» **TASK OBJECTIVE**
Write out each record exactly as given, but do not include the pictures.

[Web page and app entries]
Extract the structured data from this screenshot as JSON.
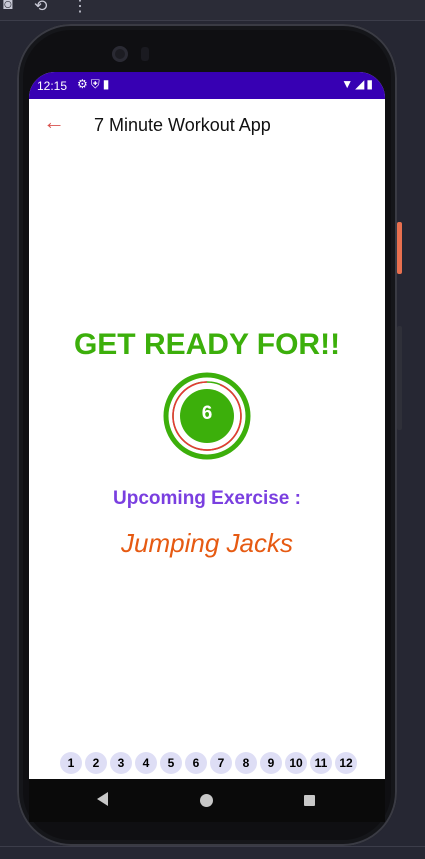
{
  "status_bar": {
    "time": "12:15",
    "left_icons": [
      "gear-icon",
      "shield-icon",
      "sd-card-icon"
    ],
    "right_icons": [
      "wifi-icon",
      "signal-icon",
      "battery-icon"
    ],
    "color": "#3700b3"
  },
  "app_bar": {
    "title": "7 Minute Workout App",
    "back_icon": "arrow-left-icon"
  },
  "main": {
    "ready_title": "GET READY FOR!!",
    "timer_value": "6",
    "upcoming_label": "Upcoming Exercise :",
    "exercise_name": "Jumping Jacks"
  },
  "exercise_steps": [
    "1",
    "2",
    "3",
    "4",
    "5",
    "6",
    "7",
    "8",
    "9",
    "10",
    "11",
    "12"
  ],
  "colors": {
    "accent_green": "#3caf0b",
    "upcoming_purple": "#7a3fe0",
    "exercise_orange": "#e65a12",
    "back_arrow": "#d9534f",
    "timer_progress": "#e53935",
    "step_background": "#dedef5"
  }
}
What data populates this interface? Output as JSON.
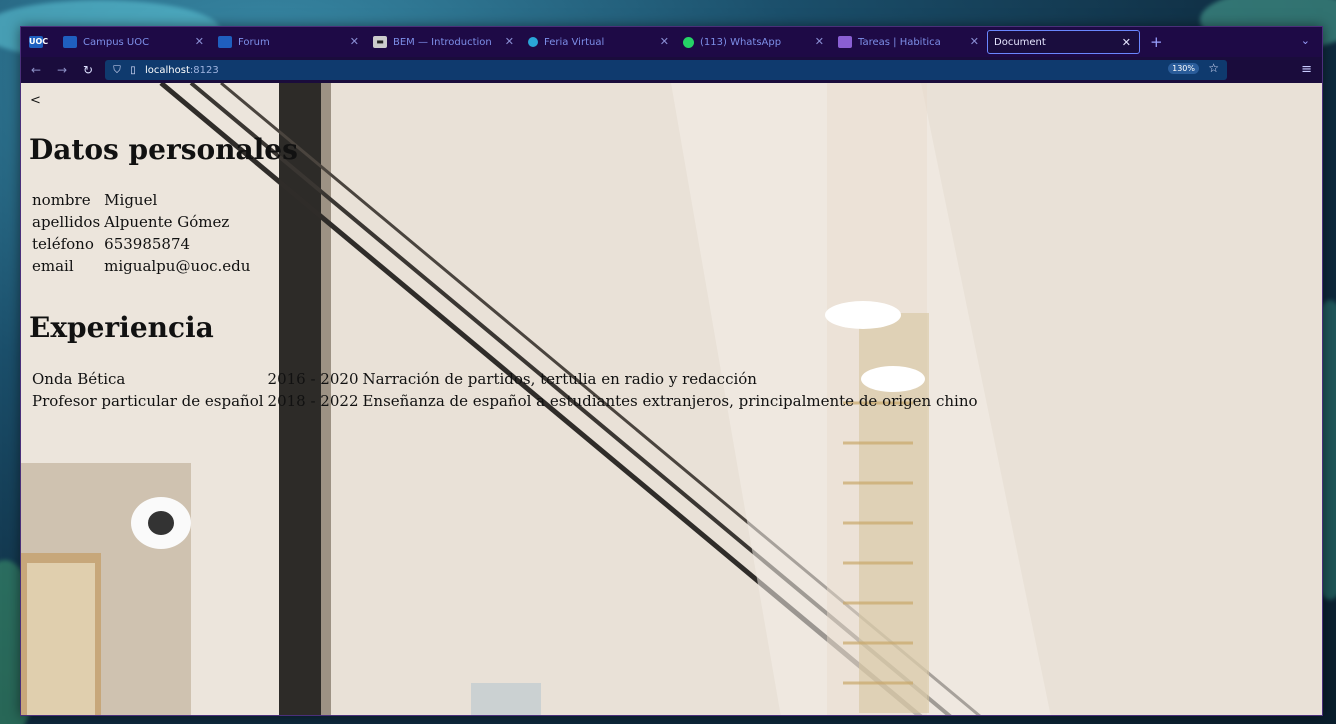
{
  "browser": {
    "tabs": [
      {
        "label": "",
        "icon": "uoc-logo-icon",
        "icon_color": "#1f5fbf"
      },
      {
        "label": "Campus UOC",
        "icon": "uoc-icon",
        "icon_color": "#1f5fbf"
      },
      {
        "label": "Forum",
        "icon": "uoc-icon",
        "icon_color": "#1f5fbf"
      },
      {
        "label": "BEM — Introduction",
        "icon": "bem-icon",
        "icon_color": "#cccccc"
      },
      {
        "label": "Feria Virtual",
        "icon": "feria-icon",
        "icon_color": "#2aa6d8"
      },
      {
        "label": "(113) WhatsApp",
        "icon": "whatsapp-icon",
        "icon_color": "#25d366"
      },
      {
        "label": "Tareas | Habitica",
        "icon": "habitica-icon",
        "icon_color": "#8a5fd3"
      },
      {
        "label": "Document",
        "icon": "",
        "icon_color": ""
      }
    ],
    "url_host": "localhost",
    "url_port": ":8123",
    "zoom": "130%"
  },
  "page": {
    "back": "<",
    "personal_heading": "Datos personales",
    "personal": [
      {
        "label": "nombre",
        "value": "Miguel"
      },
      {
        "label": "apellidos",
        "value": "Alpuente Gómez"
      },
      {
        "label": "teléfono",
        "value": "653985874"
      },
      {
        "label": "email",
        "value": "migualpu@uoc.edu"
      }
    ],
    "experience_heading": "Experiencia",
    "experience": [
      {
        "company": "Onda Bética",
        "years": "2016 - 2020",
        "description": "Narración de partidos, tertulia en radio y redacción"
      },
      {
        "company": "Profesor particular de español",
        "years": "2018 - 2022",
        "description": "Enseñanza de español a estudiantes extranjeros, principalmente de origen chino"
      }
    ]
  }
}
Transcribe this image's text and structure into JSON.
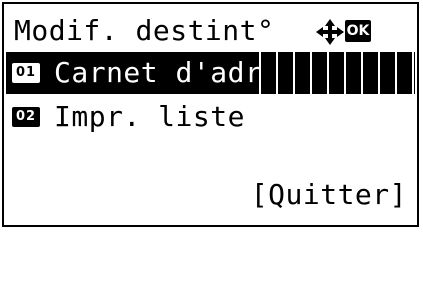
{
  "screen": {
    "title": "Modif. destint°",
    "nav_icon": "four-way-arrow-icon",
    "ok_label": "OK"
  },
  "menu": {
    "items": [
      {
        "number": "01",
        "label": "Carnet d'adr",
        "selected": true
      },
      {
        "number": "02",
        "label": "Impr. liste",
        "selected": false
      }
    ]
  },
  "softkeys": {
    "right": "[Quitter]"
  }
}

» **OUTPUT OF THE TASK**
Extract the structured data from this screenshot as JSON.
{
  "status_bar": {
    "time": "12:15",
    "left_icons": [
      "gear-icon",
      "shield-icon",
      "sd-card-icon"
    ],
    "right_icons": [
      "wifi-icon",
      "signal-icon",
      "battery-icon"
    ],
    "color": "#3700b3"
  },
  "app_bar": {
    "title": "7 Minute Workout App",
    "back_icon": "arrow-left-icon"
  },
  "main": {
    "ready_title": "GET READY FOR!!",
    "timer_value": "6",
    "upcoming_label": "Upcoming Exercise :",
    "exercise_name": "Jumping Jacks"
  },
  "exercise_steps": [
    "1",
    "2",
    "3",
    "4",
    "5",
    "6",
    "7",
    "8",
    "9",
    "10",
    "11",
    "12"
  ],
  "colors": {
    "accent_green": "#3caf0b",
    "upcoming_purple": "#7a3fe0",
    "exercise_orange": "#e65a12",
    "back_arrow": "#d9534f",
    "timer_progress": "#e53935",
    "step_background": "#dedef5"
  }
}
What data populates this interface? Output as JSON.
{
  "browser": {
    "tabs": [
      {
        "label": "",
        "icon": "uoc-logo-icon",
        "icon_color": "#1f5fbf"
      },
      {
        "label": "Campus UOC",
        "icon": "uoc-icon",
        "icon_color": "#1f5fbf"
      },
      {
        "label": "Forum",
        "icon": "uoc-icon",
        "icon_color": "#1f5fbf"
      },
      {
        "label": "BEM — Introduction",
        "icon": "bem-icon",
        "icon_color": "#cccccc"
      },
      {
        "label": "Feria Virtual",
        "icon": "feria-icon",
        "icon_color": "#2aa6d8"
      },
      {
        "label": "(113) WhatsApp",
        "icon": "whatsapp-icon",
        "icon_color": "#25d366"
      },
      {
        "label": "Tareas | Habitica",
        "icon": "habitica-icon",
        "icon_color": "#8a5fd3"
      },
      {
        "label": "Document",
        "icon": "",
        "icon_color": ""
      }
    ],
    "url_host": "localhost",
    "url_port": ":8123",
    "zoom": "130%"
  },
  "page": {
    "back": "<",
    "personal_heading": "Datos personales",
    "personal": [
      {
        "label": "nombre",
        "value": "Miguel"
      },
      {
        "label": "apellidos",
        "value": "Alpuente Gómez"
      },
      {
        "label": "teléfono",
        "value": "653985874"
      },
      {
        "label": "email",
        "value": "migualpu@uoc.edu"
      }
    ],
    "experience_heading": "Experiencia",
    "experience": [
      {
        "company": "Onda Bética",
        "years": "2016 - 2020",
        "description": "Narración de partidos, tertulia en radio y redacción"
      },
      {
        "company": "Profesor particular de español",
        "years": "2018 - 2022",
        "description": "Enseñanza de español a estudiantes extranjeros, principalmente de origen chino"
      }
    ]
  }
}
Transcribe this image's text and structure into JSON.
{
  "screen": {
    "title": "Modif. destint°",
    "nav_icon": "four-way-arrow-icon",
    "ok_label": "OK"
  },
  "menu": {
    "items": [
      {
        "number": "01",
        "label": "Carnet d'adr",
        "selected": true
      },
      {
        "number": "02",
        "label": "Impr. liste",
        "selected": false
      }
    ]
  },
  "softkeys": {
    "right": "[Quitter]"
  }
}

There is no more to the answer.